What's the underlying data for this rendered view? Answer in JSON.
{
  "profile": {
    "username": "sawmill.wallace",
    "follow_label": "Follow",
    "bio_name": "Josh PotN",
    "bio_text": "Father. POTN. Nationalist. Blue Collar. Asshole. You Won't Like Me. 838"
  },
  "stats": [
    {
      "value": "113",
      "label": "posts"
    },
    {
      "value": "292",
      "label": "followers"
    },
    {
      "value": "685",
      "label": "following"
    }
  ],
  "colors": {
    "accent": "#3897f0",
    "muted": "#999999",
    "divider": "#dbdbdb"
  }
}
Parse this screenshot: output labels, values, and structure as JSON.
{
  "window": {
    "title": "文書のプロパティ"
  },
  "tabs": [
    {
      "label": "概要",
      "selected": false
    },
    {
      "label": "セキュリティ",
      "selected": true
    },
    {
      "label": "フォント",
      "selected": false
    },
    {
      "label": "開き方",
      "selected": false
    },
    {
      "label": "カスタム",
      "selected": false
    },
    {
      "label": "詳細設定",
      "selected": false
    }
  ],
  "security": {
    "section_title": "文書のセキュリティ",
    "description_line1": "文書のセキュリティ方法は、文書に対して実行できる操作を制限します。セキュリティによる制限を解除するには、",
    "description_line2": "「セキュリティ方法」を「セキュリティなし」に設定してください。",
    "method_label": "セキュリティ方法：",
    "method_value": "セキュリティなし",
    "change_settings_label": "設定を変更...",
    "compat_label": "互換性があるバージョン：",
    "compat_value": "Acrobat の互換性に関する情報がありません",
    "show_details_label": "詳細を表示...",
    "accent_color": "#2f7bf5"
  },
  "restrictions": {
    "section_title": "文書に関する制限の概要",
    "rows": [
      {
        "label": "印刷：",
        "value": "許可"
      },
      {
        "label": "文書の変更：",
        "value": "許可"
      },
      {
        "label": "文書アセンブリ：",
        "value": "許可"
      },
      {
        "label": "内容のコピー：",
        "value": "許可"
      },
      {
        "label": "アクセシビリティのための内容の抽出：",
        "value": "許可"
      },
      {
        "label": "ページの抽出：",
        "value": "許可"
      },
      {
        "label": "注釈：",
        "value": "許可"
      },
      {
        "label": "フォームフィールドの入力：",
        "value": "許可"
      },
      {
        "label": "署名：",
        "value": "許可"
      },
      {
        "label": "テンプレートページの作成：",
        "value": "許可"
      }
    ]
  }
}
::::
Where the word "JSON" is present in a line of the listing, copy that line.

### [ANSWER BOX]
What's the underlying data for this rendered view? Answer in JSON.
Parse this screenshot: output labels, values, and structure as JSON.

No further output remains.